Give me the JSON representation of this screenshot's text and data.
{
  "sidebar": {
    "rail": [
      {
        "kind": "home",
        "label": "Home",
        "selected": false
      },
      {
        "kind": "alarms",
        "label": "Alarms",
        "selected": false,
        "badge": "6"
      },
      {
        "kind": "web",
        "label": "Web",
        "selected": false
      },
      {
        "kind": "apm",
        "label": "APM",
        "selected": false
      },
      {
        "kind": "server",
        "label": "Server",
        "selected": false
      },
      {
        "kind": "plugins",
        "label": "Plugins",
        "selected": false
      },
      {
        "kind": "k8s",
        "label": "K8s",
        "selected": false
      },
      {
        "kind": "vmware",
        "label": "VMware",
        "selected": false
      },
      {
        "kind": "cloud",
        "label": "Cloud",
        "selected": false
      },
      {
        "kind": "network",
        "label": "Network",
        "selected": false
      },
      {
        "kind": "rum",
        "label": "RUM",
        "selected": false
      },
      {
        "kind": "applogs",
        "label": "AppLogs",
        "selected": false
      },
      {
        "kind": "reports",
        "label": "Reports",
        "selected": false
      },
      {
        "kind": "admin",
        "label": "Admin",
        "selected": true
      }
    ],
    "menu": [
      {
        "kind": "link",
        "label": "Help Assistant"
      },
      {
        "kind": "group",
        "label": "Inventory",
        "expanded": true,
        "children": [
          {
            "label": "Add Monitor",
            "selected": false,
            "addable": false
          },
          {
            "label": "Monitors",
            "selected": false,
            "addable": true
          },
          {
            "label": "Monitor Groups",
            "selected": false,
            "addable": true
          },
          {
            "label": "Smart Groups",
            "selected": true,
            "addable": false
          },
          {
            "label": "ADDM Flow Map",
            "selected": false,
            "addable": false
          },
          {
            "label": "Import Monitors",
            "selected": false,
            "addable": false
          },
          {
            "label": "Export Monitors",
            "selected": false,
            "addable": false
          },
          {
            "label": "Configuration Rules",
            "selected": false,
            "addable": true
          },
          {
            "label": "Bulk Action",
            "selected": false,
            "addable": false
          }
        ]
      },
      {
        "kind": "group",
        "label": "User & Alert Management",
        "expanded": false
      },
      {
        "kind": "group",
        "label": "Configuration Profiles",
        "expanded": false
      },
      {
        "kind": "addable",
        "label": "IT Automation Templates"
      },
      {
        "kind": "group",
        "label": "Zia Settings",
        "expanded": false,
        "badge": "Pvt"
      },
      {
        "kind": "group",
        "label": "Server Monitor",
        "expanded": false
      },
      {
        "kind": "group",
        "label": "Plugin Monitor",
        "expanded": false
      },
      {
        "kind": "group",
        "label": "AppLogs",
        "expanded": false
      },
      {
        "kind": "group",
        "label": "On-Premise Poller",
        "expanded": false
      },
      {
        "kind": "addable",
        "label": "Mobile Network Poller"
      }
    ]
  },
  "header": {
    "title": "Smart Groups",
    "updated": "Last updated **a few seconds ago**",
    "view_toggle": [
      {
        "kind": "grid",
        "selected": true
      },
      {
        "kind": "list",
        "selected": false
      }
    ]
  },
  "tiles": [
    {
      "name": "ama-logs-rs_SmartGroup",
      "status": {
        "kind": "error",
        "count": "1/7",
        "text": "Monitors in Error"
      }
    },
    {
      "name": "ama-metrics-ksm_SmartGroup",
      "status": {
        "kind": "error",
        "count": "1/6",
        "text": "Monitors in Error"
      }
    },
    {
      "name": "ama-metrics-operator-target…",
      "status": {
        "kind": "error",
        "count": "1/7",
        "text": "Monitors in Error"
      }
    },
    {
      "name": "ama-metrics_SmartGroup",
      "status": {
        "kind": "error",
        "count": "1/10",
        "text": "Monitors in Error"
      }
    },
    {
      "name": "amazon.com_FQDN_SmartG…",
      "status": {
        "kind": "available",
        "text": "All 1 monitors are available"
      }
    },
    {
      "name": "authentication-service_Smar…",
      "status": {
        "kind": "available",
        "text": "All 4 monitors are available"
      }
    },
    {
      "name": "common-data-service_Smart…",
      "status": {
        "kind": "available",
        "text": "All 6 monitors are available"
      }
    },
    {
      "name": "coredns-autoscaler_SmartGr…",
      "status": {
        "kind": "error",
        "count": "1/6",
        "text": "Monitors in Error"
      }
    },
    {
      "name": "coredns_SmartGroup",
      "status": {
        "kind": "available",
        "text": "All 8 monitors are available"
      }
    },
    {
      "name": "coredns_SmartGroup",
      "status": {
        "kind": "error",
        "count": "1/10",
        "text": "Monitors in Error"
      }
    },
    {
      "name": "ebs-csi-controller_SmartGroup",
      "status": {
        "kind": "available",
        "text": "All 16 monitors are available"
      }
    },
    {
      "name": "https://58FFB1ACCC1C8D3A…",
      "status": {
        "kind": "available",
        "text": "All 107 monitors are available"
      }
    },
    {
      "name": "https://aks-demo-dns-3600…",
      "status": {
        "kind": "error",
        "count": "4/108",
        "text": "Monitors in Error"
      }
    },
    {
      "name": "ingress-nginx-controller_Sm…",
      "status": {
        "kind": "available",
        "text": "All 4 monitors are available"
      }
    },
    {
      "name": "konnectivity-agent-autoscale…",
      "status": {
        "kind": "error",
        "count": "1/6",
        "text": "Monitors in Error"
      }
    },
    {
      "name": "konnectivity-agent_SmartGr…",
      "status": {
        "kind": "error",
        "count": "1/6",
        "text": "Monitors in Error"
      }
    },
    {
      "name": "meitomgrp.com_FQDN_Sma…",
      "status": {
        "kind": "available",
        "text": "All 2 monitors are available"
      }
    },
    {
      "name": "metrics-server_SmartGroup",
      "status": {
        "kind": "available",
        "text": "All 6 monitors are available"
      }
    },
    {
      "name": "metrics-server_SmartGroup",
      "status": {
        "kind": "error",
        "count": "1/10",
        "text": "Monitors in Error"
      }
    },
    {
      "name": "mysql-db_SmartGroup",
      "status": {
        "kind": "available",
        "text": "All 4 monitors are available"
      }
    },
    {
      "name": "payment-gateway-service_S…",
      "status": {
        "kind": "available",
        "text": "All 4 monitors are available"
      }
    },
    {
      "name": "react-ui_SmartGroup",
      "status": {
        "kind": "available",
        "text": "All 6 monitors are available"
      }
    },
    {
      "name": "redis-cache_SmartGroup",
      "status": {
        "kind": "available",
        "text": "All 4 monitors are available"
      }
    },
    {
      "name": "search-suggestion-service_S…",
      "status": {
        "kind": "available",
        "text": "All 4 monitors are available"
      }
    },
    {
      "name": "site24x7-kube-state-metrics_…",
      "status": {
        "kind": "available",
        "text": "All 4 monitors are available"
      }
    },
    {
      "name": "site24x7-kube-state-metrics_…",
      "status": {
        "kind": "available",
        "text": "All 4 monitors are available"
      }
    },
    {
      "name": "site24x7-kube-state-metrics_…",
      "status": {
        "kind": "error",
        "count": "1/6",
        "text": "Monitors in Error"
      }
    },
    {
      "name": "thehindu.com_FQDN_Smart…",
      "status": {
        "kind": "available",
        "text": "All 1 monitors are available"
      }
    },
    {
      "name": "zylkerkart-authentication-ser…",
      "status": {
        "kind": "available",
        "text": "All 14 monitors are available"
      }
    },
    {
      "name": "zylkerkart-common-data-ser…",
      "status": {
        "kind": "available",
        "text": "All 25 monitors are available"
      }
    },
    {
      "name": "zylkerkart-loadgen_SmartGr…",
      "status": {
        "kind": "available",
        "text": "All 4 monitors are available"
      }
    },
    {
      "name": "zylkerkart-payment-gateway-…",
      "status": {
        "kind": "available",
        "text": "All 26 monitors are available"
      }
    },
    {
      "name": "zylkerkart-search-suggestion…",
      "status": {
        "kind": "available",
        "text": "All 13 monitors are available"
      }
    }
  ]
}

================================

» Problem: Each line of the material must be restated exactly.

» Response box:
Give me the JSON representation of this screenshot's text and data.
{
  "sidebar": {
    "rail": [
      {
        "kind": "home",
        "label": "Home",
        "selected": false
      },
      {
        "kind": "alarms",
        "label": "Alarms",
        "selected": false,
        "badge": "6"
      },
      {
        "kind": "web",
        "label": "Web",
        "selected": false
      },
      {
        "kind": "apm",
        "label": "APM",
        "selected": false
      },
      {
        "kind": "server",
        "label": "Server",
        "selected": false
      },
      {
        "kind": "plugins",
        "label": "Plugins",
        "selected": false
      },
      {
        "kind": "k8s",
        "label": "K8s",
        "selected": false
      },
      {
        "kind": "vmware",
        "label": "VMware",
        "selected": false
      },
      {
        "kind": "cloud",
        "label": "Cloud",
        "selected": false
      },
      {
        "kind": "network",
        "label": "Network",
        "selected": false
      },
      {
        "kind": "rum",
        "label": "RUM",
        "selected": false
      },
      {
        "kind": "applogs",
        "label": "AppLogs",
        "selected": false
      },
      {
        "kind": "reports",
        "label": "Reports",
        "selected": false
      },
      {
        "kind": "admin",
        "label": "Admin",
        "selected": true
      }
    ],
    "menu": [
      {
        "kind": "link",
        "label": "Help Assistant"
      },
      {
        "kind": "group",
        "label": "Inventory",
        "expanded": true,
        "children": [
          {
            "label": "Add Monitor",
            "selected": false,
            "addable": false
          },
          {
            "label": "Monitors",
            "selected": false,
            "addable": true
          },
          {
            "label": "Monitor Groups",
            "selected": false,
            "addable": true
          },
          {
            "label": "Smart Groups",
            "selected": true,
            "addable": false
          },
          {
            "label": "ADDM Flow Map",
            "selected": false,
            "addable": false
          },
          {
            "label": "Import Monitors",
            "selected": false,
            "addable": false
          },
          {
            "label": "Export Monitors",
            "selected": false,
            "addable": false
          },
          {
            "label": "Configuration Rules",
            "selected": false,
            "addable": true
          },
          {
            "label": "Bulk Action",
            "selected": false,
            "addable": false
          }
        ]
      },
      {
        "kind": "group",
        "label": "User & Alert Management",
        "expanded": false
      },
      {
        "kind": "group",
        "label": "Configuration Profiles",
        "expanded": false
      },
      {
        "kind": "addable",
        "label": "IT Automation Templates"
      },
      {
        "kind": "group",
        "label": "Zia Settings",
        "expanded": false,
        "badge": "Pvt"
      },
      {
        "kind": "group",
        "label": "Server Monitor",
        "expanded": false
      },
      {
        "kind": "group",
        "label": "Plugin Monitor",
        "expanded": false
      },
      {
        "kind": "group",
        "label": "AppLogs",
        "expanded": false
      },
      {
        "kind": "group",
        "label": "On-Premise Poller",
        "expanded": false
      },
      {
        "kind": "addable",
        "label": "Mobile Network Poller"
      }
    ]
  },
  "header": {
    "title": "Smart Groups",
    "updated": "Last updated **a few seconds ago**",
    "view_toggle": [
      {
        "kind": "grid",
        "selected": true
      },
      {
        "kind": "list",
        "selected": false
      }
    ]
  },
  "tiles": [
    {
      "name": "ama-logs-rs_SmartGroup",
      "status": {
        "kind": "error",
        "count": "1/7",
        "text": "Monitors in Error"
      }
    },
    {
      "name": "ama-metrics-ksm_SmartGroup",
      "status": {
        "kind": "error",
        "count": "1/6",
        "text": "Monitors in Error"
      }
    },
    {
      "name": "ama-metrics-operator-target…",
      "status": {
        "kind": "error",
        "count": "1/7",
        "text": "Monitors in Error"
      }
    },
    {
      "name": "ama-metrics_SmartGroup",
      "status": {
        "kind": "error",
        "count": "1/10",
        "text": "Monitors in Error"
      }
    },
    {
      "name": "amazon.com_FQDN_SmartG…",
      "status": {
        "kind": "available",
        "text": "All 1 monitors are available"
      }
    },
    {
      "name": "authentication-service_Smar…",
      "status": {
        "kind": "available",
        "text": "All 4 monitors are available"
      }
    },
    {
      "name": "common-data-service_Smart…",
      "status": {
        "kind": "available",
        "text": "All 6 monitors are available"
      }
    },
    {
      "name": "coredns-autoscaler_SmartGr…",
      "status": {
        "kind": "error",
        "count": "1/6",
        "text": "Monitors in Error"
      }
    },
    {
      "name": "coredns_SmartGroup",
      "status": {
        "kind": "available",
        "text": "All 8 monitors are available"
      }
    },
    {
      "name": "coredns_SmartGroup",
      "status": {
        "kind": "error",
        "count": "1/10",
        "text": "Monitors in Error"
      }
    },
    {
      "name": "ebs-csi-controller_SmartGroup",
      "status": {
        "kind": "available",
        "text": "All 16 monitors are available"
      }
    },
    {
      "name": "https://58FFB1ACCC1C8D3A…",
      "status": {
        "kind": "available",
        "text": "All 107 monitors are available"
      }
    },
    {
      "name": "https://aks-demo-dns-3600…",
      "status": {
        "kind": "error",
        "count": "4/108",
        "text": "Monitors in Error"
      }
    },
    {
      "name": "ingress-nginx-controller_Sm…",
      "status": {
        "kind": "available",
        "text": "All 4 monitors are available"
      }
    },
    {
      "name": "konnectivity-agent-autoscale…",
      "status": {
        "kind": "error",
        "count": "1/6",
        "text": "Monitors in Error"
      }
    },
    {
      "name": "konnectivity-agent_SmartGr…",
      "status": {
        "kind": "error",
        "count": "1/6",
        "text": "Monitors in Error"
      }
    },
    {
      "name": "meitomgrp.com_FQDN_Sma…",
      "status": {
        "kind": "available",
        "text": "All 2 monitors are available"
      }
    },
    {
      "name": "metrics-server_SmartGroup",
      "status": {
        "kind": "available",
        "text": "All 6 monitors are available"
      }
    },
    {
      "name": "metrics-server_SmartGroup",
      "status": {
        "kind": "error",
        "count": "1/10",
        "text": "Monitors in Error"
      }
    },
    {
      "name": "mysql-db_SmartGroup",
      "status": {
        "kind": "available",
        "text": "All 4 monitors are available"
      }
    },
    {
      "name": "payment-gateway-service_S…",
      "status": {
        "kind": "available",
        "text": "All 4 monitors are available"
      }
    },
    {
      "name": "react-ui_SmartGroup",
      "status": {
        "kind": "available",
        "text": "All 6 monitors are available"
      }
    },
    {
      "name": "redis-cache_SmartGroup",
      "status": {
        "kind": "available",
        "text": "All 4 monitors are available"
      }
    },
    {
      "name": "search-suggestion-service_S…",
      "status": {
        "kind": "available",
        "text": "All 4 monitors are available"
      }
    },
    {
      "name": "site24x7-kube-state-metrics_…",
      "status": {
        "kind": "available",
        "text": "All 4 monitors are available"
      }
    },
    {
      "name": "site24x7-kube-state-metrics_…",
      "status": {
        "kind": "available",
        "text": "All 4 monitors are available"
      }
    },
    {
      "name": "site24x7-kube-state-metrics_…",
      "status": {
        "kind": "error",
        "count": "1/6",
        "text": "Monitors in Error"
      }
    },
    {
      "name": "thehindu.com_FQDN_Smart…",
      "status": {
        "kind": "available",
        "text": "All 1 monitors are available"
      }
    },
    {
      "name": "zylkerkart-authentication-ser…",
      "status": {
        "kind": "available",
        "text": "All 14 monitors are available"
      }
    },
    {
      "name": "zylkerkart-common-data-ser…",
      "status": {
        "kind": "available",
        "text": "All 25 monitors are available"
      }
    },
    {
      "name": "zylkerkart-loadgen_SmartGr…",
      "status": {
        "kind": "available",
        "text": "All 4 monitors are available"
      }
    },
    {
      "name": "zylkerkart-payment-gateway-…",
      "status": {
        "kind": "available",
        "text": "All 26 monitors are available"
      }
    },
    {
      "name": "zylkerkart-search-suggestion…",
      "status": {
        "kind": "available",
        "text": "All 13 monitors are available"
      }
    }
  ]
}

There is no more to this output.